- _Extracted material_:
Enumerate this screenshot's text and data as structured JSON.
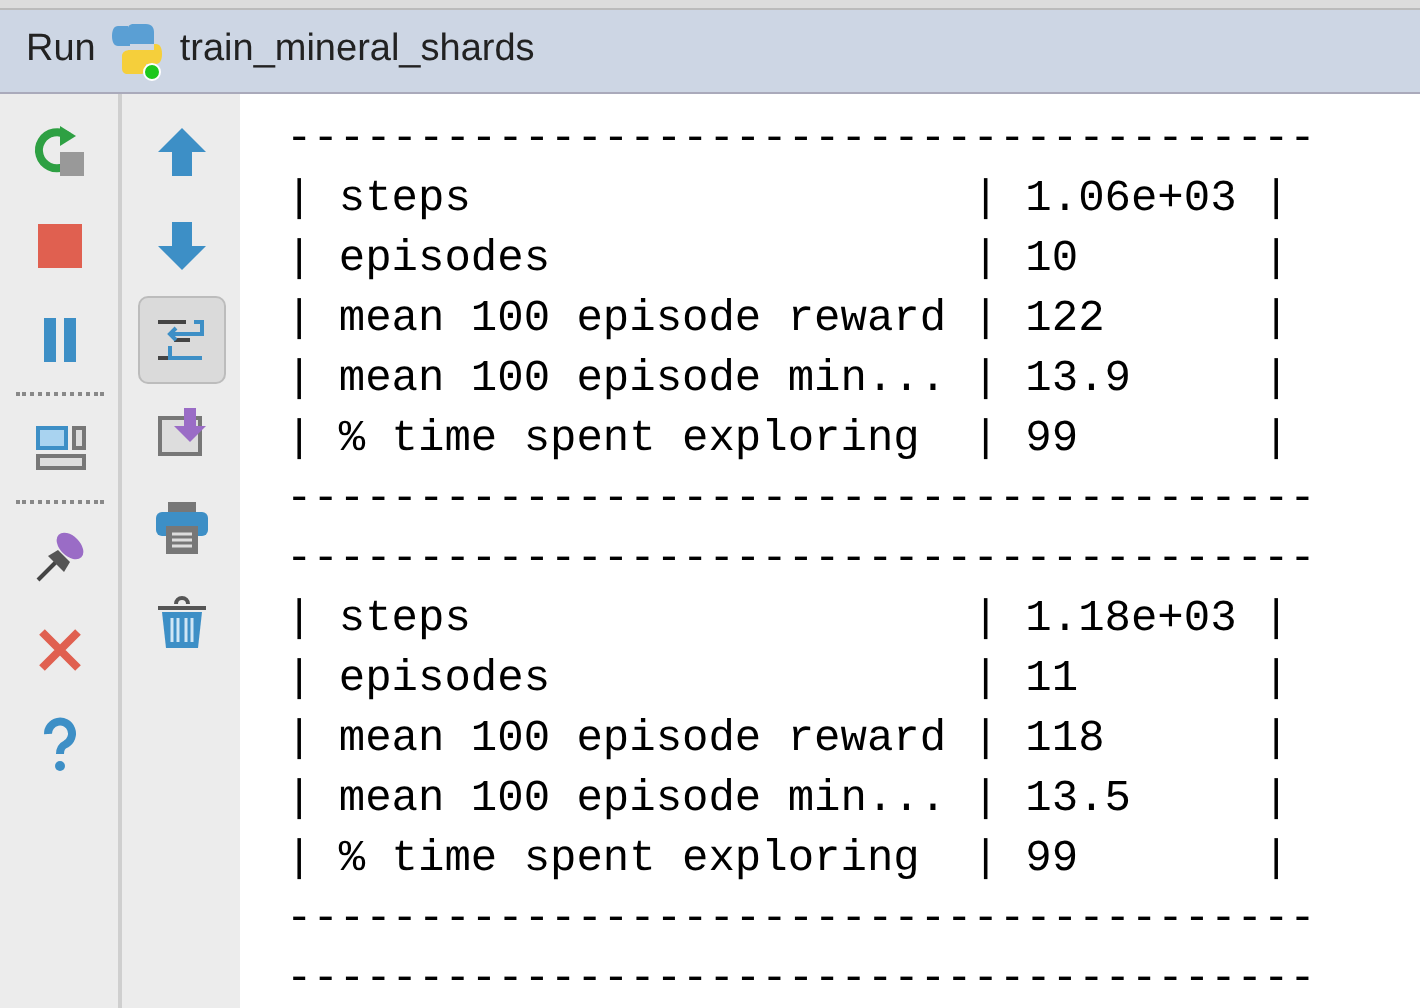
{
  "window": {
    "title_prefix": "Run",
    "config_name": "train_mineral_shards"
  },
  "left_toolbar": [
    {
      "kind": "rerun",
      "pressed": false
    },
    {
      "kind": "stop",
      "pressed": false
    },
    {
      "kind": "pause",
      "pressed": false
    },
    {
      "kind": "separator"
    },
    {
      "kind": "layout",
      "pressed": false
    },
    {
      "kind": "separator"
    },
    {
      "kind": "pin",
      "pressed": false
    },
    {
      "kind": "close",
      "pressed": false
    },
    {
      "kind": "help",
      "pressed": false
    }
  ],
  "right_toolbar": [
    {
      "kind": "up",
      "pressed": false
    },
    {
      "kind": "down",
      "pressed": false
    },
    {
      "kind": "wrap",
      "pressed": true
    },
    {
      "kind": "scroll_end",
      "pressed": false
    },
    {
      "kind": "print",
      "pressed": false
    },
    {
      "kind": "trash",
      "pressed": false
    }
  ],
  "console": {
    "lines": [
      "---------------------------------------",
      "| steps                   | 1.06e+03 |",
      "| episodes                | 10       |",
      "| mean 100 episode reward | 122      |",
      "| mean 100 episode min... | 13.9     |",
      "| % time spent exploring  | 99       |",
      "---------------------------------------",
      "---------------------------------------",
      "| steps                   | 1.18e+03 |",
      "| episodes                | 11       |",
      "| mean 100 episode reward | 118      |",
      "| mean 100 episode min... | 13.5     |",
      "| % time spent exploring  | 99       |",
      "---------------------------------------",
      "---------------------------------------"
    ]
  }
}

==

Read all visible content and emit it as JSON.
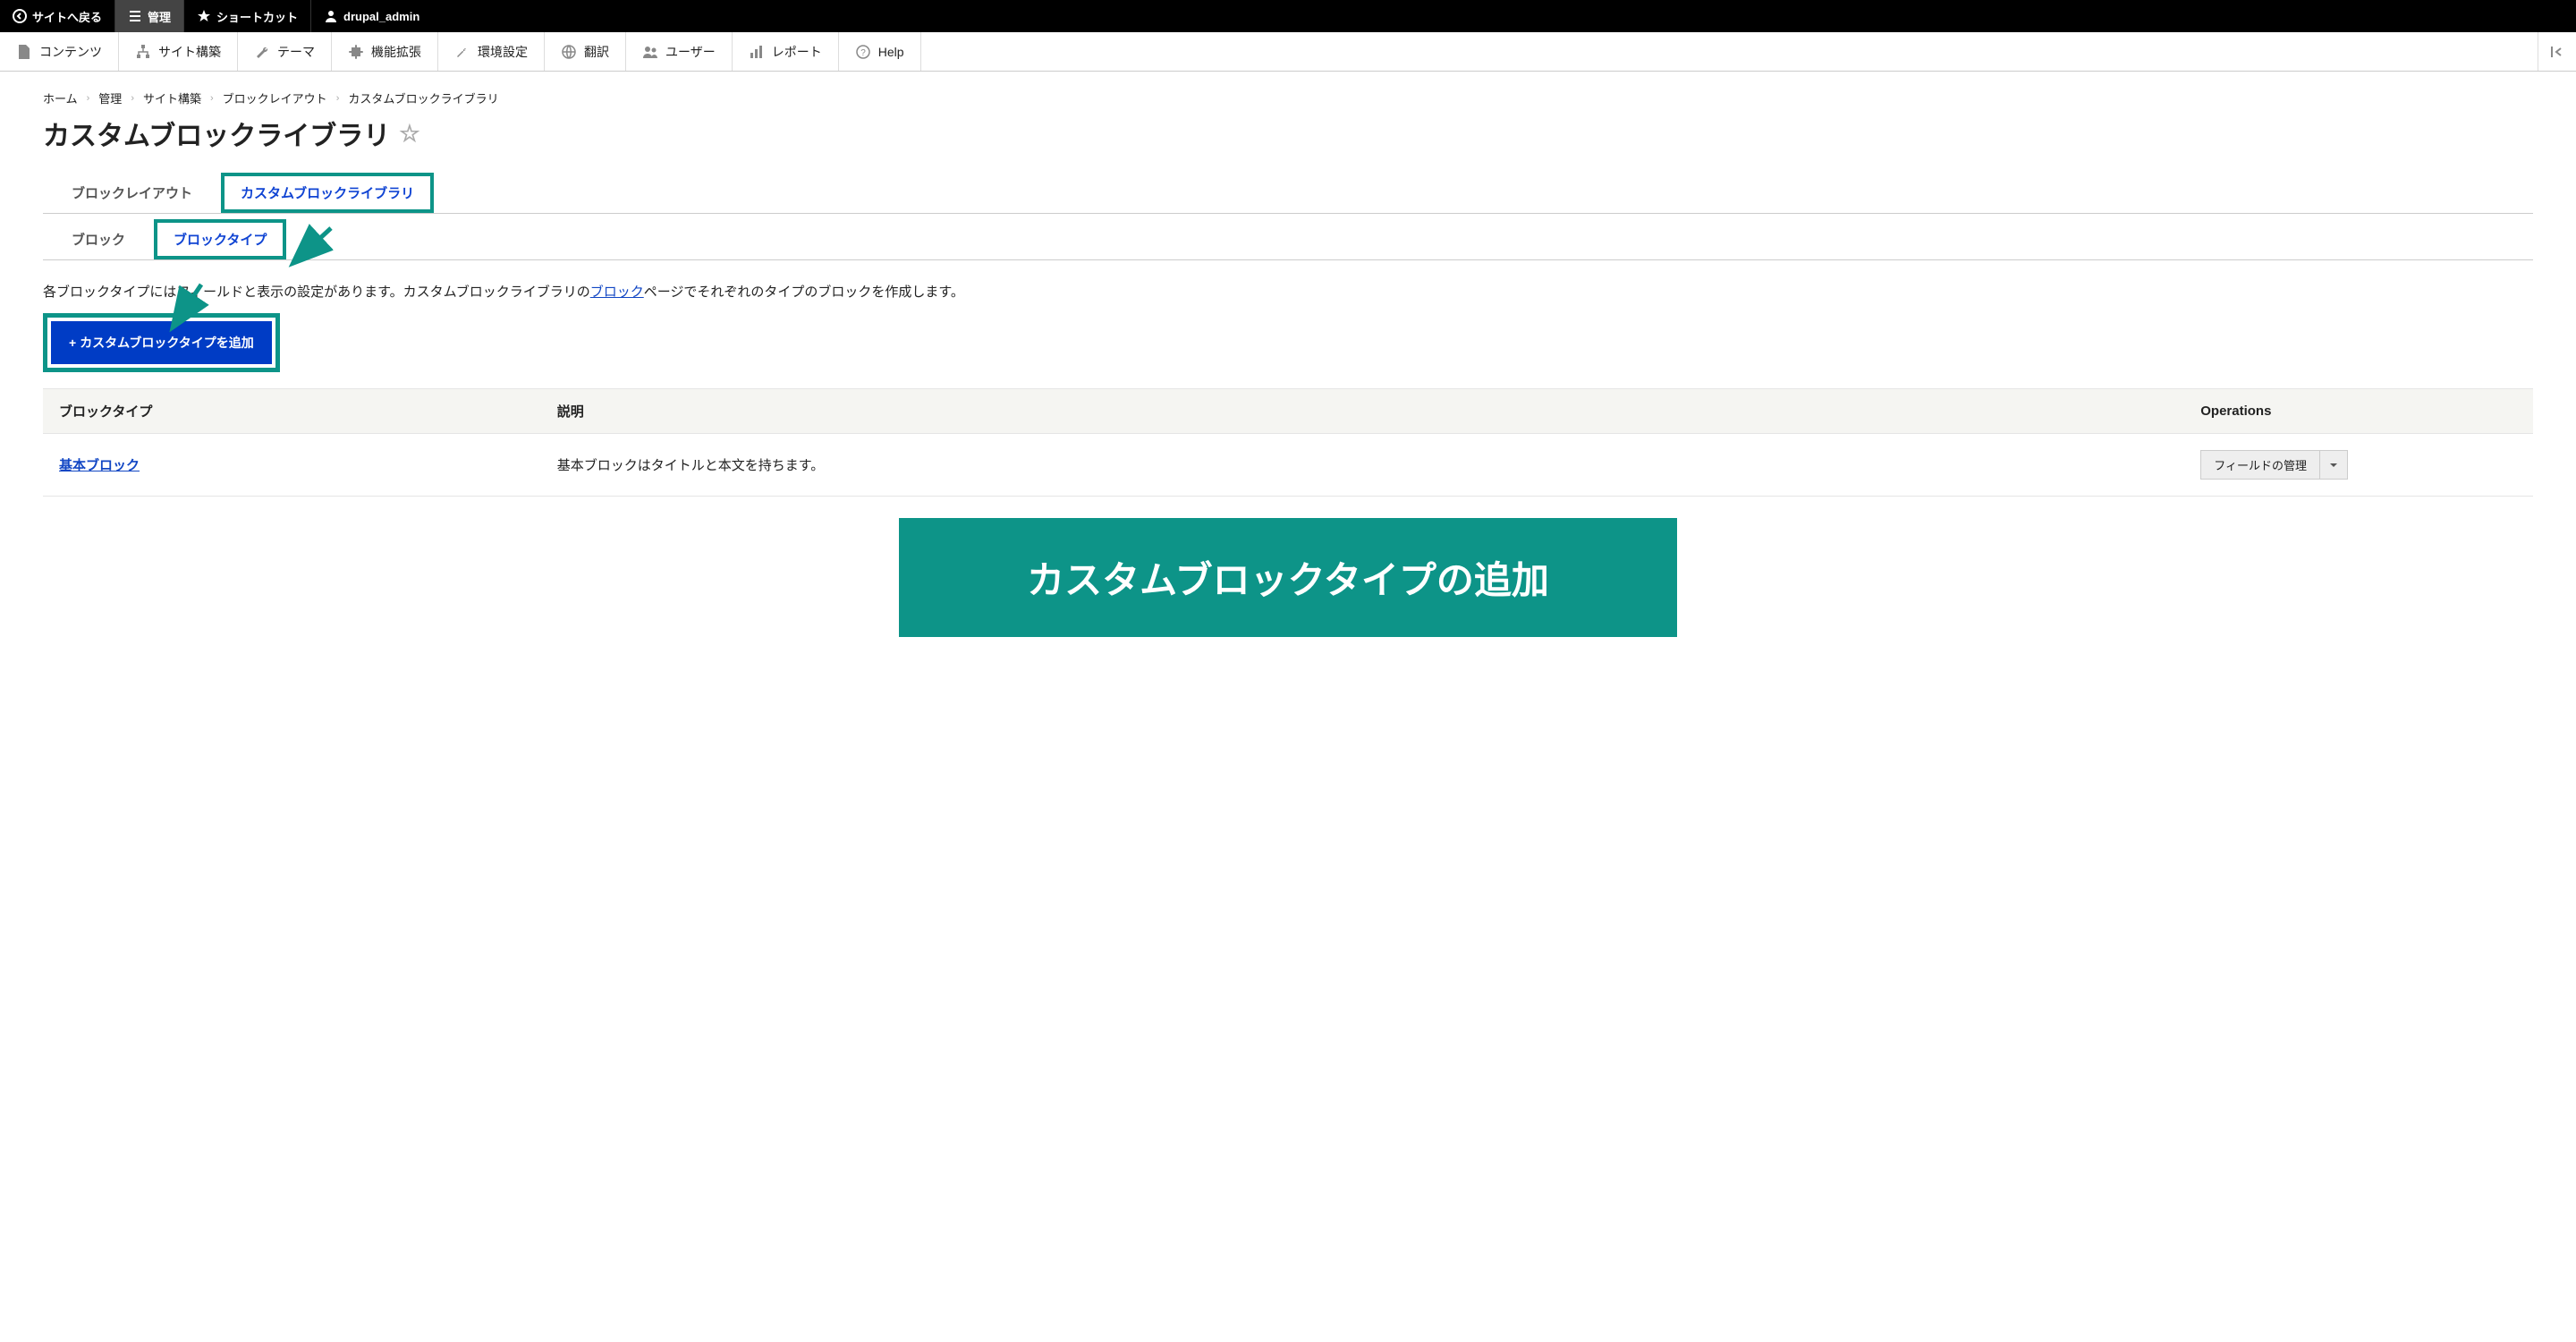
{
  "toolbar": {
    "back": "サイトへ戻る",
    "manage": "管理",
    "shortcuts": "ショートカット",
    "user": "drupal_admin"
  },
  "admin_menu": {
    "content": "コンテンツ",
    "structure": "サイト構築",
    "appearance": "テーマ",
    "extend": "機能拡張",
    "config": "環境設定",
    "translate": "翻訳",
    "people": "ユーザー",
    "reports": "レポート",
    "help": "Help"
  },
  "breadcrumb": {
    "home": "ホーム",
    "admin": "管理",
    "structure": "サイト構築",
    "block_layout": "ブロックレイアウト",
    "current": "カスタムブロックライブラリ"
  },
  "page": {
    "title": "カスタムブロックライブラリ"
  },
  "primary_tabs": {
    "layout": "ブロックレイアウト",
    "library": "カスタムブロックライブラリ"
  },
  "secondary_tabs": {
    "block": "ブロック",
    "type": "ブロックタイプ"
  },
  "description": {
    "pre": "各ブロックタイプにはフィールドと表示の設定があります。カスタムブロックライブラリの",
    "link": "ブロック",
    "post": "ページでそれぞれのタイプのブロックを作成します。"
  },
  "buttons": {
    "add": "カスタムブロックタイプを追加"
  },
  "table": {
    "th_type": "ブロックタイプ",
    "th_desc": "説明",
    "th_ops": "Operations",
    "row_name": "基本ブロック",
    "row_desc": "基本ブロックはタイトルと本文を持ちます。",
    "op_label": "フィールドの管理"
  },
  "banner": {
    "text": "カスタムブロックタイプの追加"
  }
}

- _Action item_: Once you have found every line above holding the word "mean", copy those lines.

- _Written response_:
      "| mean 100 episode reward | 122      |",
      "| mean 100 episode min... | 13.9     |",
      "| mean 100 episode reward | 118      |",
      "| mean 100 episode min... | 13.5     |",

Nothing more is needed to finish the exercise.